Another important fact you should be aware of is that a lot of people these days can be music producers, recording engineers and mixing engineers, or a combination of all three, though a lot of people think they are equally skilled in all of the above but may not be as skilled at all roles. Producing music requires a lot of talent; with a few years of experience you can be a pretty good music producer if you have the natural talent. Being a mix an engineer, however, requires a different set of skills; the ability to mix a song to a point where it is balanced correctly and sounds clean requires years and years of experience working with the right equipment and the right acoustic
environment. It’s extremely difficult for younger or inexperienced music producers to hear where they went wrong on a mix. Therefore, for many producers, it’s imperative that they or the artist hire a differentmixengineer to get the best sound possible.
Before an artist picks their next music producer \ recording studio \ engineer, it’s important that they be aware of the differences and ask the right questions. It’s even more importantly to listen to a producer’s work ahead of time and investigate if they were the ones producing and mixing the works they liked as sometimes producers will showcase work they didn’t mix and vise-versa.
“I Can’t Be Drowned” is a dynamic anthem that empowers the listener to stand up for themselves, to not let anyone take what is rightfully theirs. Featuring powerful, forceful vocals by Mia Mormino, “I Can’t Be Drowned” is sung with the type of fury that’s relatable to anyone that’s faces obstacles head-on. Hamster’s style of dexterous, cinematic production adds strength to Mia’s resolve. Indie-electro beats compliment Mia’s melodic vulnerability as she finds her inner determination and power.
“Can’t Be Drowned” was produced recorded and mixed by LA music producer Raz Klinghoffer
Although he appeared in the LA music scene in 2016, Hamster has been bubbling up in the music industry for nearly a decade as a respected producer. Hamster’s songs are an organic, groovy mixture of experimental electronic, indie and pop genres overlayed with gorgeous vocals. Hamster’s debut music video, “City Limits,” went viral, peaking at #8 on Spotify’s US Viral Chart (#46 globally) with over 1.4 million views on YouTube. His last single, “Invincible,” was heavily supported by Spotify including landing on the following official curated lists: New Music Friday Norway, Hits Don’t Lie, New Music Friday Denmark, Uuden Musiikin Lista (NMF Finland), New Music Friday Canada, and New Music Now.
Hamster has also received 14K+ Shazams from his recent TV placements (Netflix ‘Insatiable’, NBC’s ‘Shades of Blue’) and was also recently featured on Apple Music’s “Best of the Week” playlist.

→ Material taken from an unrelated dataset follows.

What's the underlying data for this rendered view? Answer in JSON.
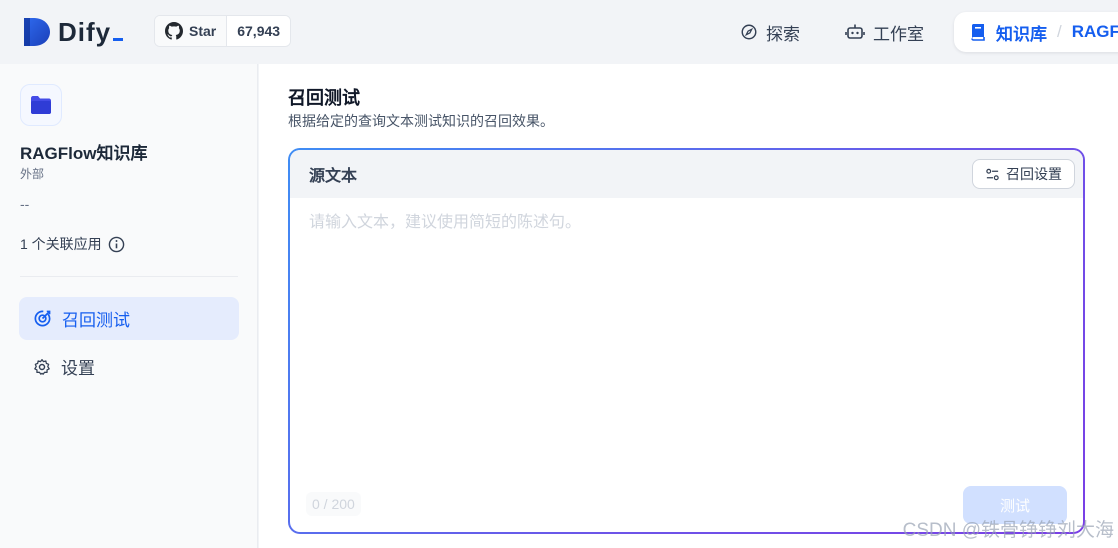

It seems like everyone and their husband are music producers these days. Since there’s no accrediting bodies for music producers, mix engineers, or recordings studios (which means certificates of training are not required), unfortunately for all of us, it’s perfectly okay to go around claiming you are one even when you lack the expertise and experience. Unlike other professional fields (e.g. lawyers or doctors) that need to be accredited and certified, working in the music industry requires nothing of that sort. The challenge is figuring out where to invest your money.